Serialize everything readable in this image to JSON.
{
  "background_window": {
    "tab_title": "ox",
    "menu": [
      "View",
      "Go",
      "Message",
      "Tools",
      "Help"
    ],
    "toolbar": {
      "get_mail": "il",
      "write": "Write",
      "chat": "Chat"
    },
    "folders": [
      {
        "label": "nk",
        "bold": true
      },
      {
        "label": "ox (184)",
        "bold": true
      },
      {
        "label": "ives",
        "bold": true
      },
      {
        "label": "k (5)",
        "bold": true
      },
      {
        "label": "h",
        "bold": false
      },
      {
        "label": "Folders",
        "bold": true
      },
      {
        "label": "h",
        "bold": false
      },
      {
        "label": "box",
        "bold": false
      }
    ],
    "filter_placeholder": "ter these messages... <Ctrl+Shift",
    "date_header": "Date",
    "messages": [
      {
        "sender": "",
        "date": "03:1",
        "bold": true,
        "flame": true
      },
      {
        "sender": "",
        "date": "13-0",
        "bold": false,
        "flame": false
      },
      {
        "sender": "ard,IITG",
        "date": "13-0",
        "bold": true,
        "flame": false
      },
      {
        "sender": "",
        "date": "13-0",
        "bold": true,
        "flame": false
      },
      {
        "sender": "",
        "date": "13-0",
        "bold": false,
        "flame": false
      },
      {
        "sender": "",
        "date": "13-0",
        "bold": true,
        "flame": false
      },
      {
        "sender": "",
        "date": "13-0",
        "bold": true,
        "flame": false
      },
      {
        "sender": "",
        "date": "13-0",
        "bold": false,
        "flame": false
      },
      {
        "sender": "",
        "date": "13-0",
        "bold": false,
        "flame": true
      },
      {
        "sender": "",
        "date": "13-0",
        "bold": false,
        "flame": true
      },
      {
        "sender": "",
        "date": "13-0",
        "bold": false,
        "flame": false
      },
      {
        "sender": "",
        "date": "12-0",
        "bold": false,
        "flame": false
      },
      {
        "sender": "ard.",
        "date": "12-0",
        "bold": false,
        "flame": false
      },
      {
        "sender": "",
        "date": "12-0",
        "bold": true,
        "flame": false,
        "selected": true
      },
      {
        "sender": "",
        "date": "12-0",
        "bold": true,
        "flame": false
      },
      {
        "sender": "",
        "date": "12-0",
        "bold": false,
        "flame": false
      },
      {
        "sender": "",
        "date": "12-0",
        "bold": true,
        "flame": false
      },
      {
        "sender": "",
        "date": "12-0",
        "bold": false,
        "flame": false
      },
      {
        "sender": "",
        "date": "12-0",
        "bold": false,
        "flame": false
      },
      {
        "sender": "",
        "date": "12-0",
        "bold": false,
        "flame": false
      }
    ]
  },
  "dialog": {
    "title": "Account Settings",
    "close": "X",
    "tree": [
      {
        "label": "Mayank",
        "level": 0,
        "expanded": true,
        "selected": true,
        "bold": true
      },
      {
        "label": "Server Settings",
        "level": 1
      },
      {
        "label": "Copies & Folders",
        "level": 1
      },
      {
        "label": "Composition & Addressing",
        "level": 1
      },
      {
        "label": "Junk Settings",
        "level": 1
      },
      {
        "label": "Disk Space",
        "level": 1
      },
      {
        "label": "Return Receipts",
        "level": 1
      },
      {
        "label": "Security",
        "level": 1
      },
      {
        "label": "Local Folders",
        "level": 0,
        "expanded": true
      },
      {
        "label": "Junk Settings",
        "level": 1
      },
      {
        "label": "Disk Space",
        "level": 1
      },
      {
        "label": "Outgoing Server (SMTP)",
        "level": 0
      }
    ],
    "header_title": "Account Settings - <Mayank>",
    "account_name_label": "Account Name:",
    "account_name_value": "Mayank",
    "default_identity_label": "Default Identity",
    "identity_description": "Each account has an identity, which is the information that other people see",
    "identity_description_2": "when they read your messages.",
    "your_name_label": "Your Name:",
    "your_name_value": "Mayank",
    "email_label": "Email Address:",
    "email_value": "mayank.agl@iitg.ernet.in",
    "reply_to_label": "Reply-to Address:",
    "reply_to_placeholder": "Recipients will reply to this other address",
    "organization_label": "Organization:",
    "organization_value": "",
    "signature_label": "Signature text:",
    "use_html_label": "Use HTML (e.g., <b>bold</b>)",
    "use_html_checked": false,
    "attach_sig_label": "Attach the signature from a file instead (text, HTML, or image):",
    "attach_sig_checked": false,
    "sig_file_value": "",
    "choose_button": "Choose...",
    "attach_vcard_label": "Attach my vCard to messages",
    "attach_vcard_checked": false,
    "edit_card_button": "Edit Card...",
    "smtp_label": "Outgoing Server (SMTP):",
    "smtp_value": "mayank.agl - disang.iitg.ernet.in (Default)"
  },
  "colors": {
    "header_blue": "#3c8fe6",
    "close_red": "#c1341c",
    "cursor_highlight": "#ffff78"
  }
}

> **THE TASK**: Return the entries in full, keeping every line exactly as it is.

> **FINAL ANSWER**:
Serialize everything readable in this image to JSON.
{
  "background_window": {
    "tab_title": "ox",
    "menu": [
      "View",
      "Go",
      "Message",
      "Tools",
      "Help"
    ],
    "toolbar": {
      "get_mail": "il",
      "write": "Write",
      "chat": "Chat"
    },
    "folders": [
      {
        "label": "nk",
        "bold": true
      },
      {
        "label": "ox (184)",
        "bold": true
      },
      {
        "label": "ives",
        "bold": true
      },
      {
        "label": "k (5)",
        "bold": true
      },
      {
        "label": "h",
        "bold": false
      },
      {
        "label": "Folders",
        "bold": true
      },
      {
        "label": "h",
        "bold": false
      },
      {
        "label": "box",
        "bold": false
      }
    ],
    "filter_placeholder": "ter these messages... <Ctrl+Shift",
    "date_header": "Date",
    "messages": [
      {
        "sender": "",
        "date": "03:1",
        "bold": true,
        "flame": true
      },
      {
        "sender": "",
        "date": "13-0",
        "bold": false,
        "flame": false
      },
      {
        "sender": "ard,IITG",
        "date": "13-0",
        "bold": true,
        "flame": false
      },
      {
        "sender": "",
        "date": "13-0",
        "bold": true,
        "flame": false
      },
      {
        "sender": "",
        "date": "13-0",
        "bold": false,
        "flame": false
      },
      {
        "sender": "",
        "date": "13-0",
        "bold": true,
        "flame": false
      },
      {
        "sender": "",
        "date": "13-0",
        "bold": true,
        "flame": false
      },
      {
        "sender": "",
        "date": "13-0",
        "bold": false,
        "flame": false
      },
      {
        "sender": "",
        "date": "13-0",
        "bold": false,
        "flame": true
      },
      {
        "sender": "",
        "date": "13-0",
        "bold": false,
        "flame": true
      },
      {
        "sender": "",
        "date": "13-0",
        "bold": false,
        "flame": false
      },
      {
        "sender": "",
        "date": "12-0",
        "bold": false,
        "flame": false
      },
      {
        "sender": "ard.",
        "date": "12-0",
        "bold": false,
        "flame": false
      },
      {
        "sender": "",
        "date": "12-0",
        "bold": true,
        "flame": false,
        "selected": true
      },
      {
        "sender": "",
        "date": "12-0",
        "bold": true,
        "flame": false
      },
      {
        "sender": "",
        "date": "12-0",
        "bold": false,
        "flame": false
      },
      {
        "sender": "",
        "date": "12-0",
        "bold": true,
        "flame": false
      },
      {
        "sender": "",
        "date": "12-0",
        "bold": false,
        "flame": false
      },
      {
        "sender": "",
        "date": "12-0",
        "bold": false,
        "flame": false
      },
      {
        "sender": "",
        "date": "12-0",
        "bold": false,
        "flame": false
      }
    ]
  },
  "dialog": {
    "title": "Account Settings",
    "close": "X",
    "tree": [
      {
        "label": "Mayank",
        "level": 0,
        "expanded": true,
        "selected": true,
        "bold": true
      },
      {
        "label": "Server Settings",
        "level": 1
      },
      {
        "label": "Copies & Folders",
        "level": 1
      },
      {
        "label": "Composition & Addressing",
        "level": 1
      },
      {
        "label": "Junk Settings",
        "level": 1
      },
      {
        "label": "Disk Space",
        "level": 1
      },
      {
        "label": "Return Receipts",
        "level": 1
      },
      {
        "label": "Security",
        "level": 1
      },
      {
        "label": "Local Folders",
        "level": 0,
        "expanded": true
      },
      {
        "label": "Junk Settings",
        "level": 1
      },
      {
        "label": "Disk Space",
        "level": 1
      },
      {
        "label": "Outgoing Server (SMTP)",
        "level": 0
      }
    ],
    "header_title": "Account Settings - <Mayank>",
    "account_name_label": "Account Name:",
    "account_name_value": "Mayank",
    "default_identity_label": "Default Identity",
    "identity_description": "Each account has an identity, which is the information that other people see",
    "identity_description_2": "when they read your messages.",
    "your_name_label": "Your Name:",
    "your_name_value": "Mayank",
    "email_label": "Email Address:",
    "email_value": "mayank.agl@iitg.ernet.in",
    "reply_to_label": "Reply-to Address:",
    "reply_to_placeholder": "Recipients will reply to this other address",
    "organization_label": "Organization:",
    "organization_value": "",
    "signature_label": "Signature text:",
    "use_html_label": "Use HTML (e.g., <b>bold</b>)",
    "use_html_checked": false,
    "attach_sig_label": "Attach the signature from a file instead (text, HTML, or image):",
    "attach_sig_checked": false,
    "sig_file_value": "",
    "choose_button": "Choose...",
    "attach_vcard_label": "Attach my vCard to messages",
    "attach_vcard_checked": false,
    "edit_card_button": "Edit Card...",
    "smtp_label": "Outgoing Server (SMTP):",
    "smtp_value": "mayank.agl - disang.iitg.ernet.in (Default)"
  },
  "colors": {
    "header_blue": "#3c8fe6",
    "close_red": "#c1341c",
    "cursor_highlight": "#ffff78"
  }
}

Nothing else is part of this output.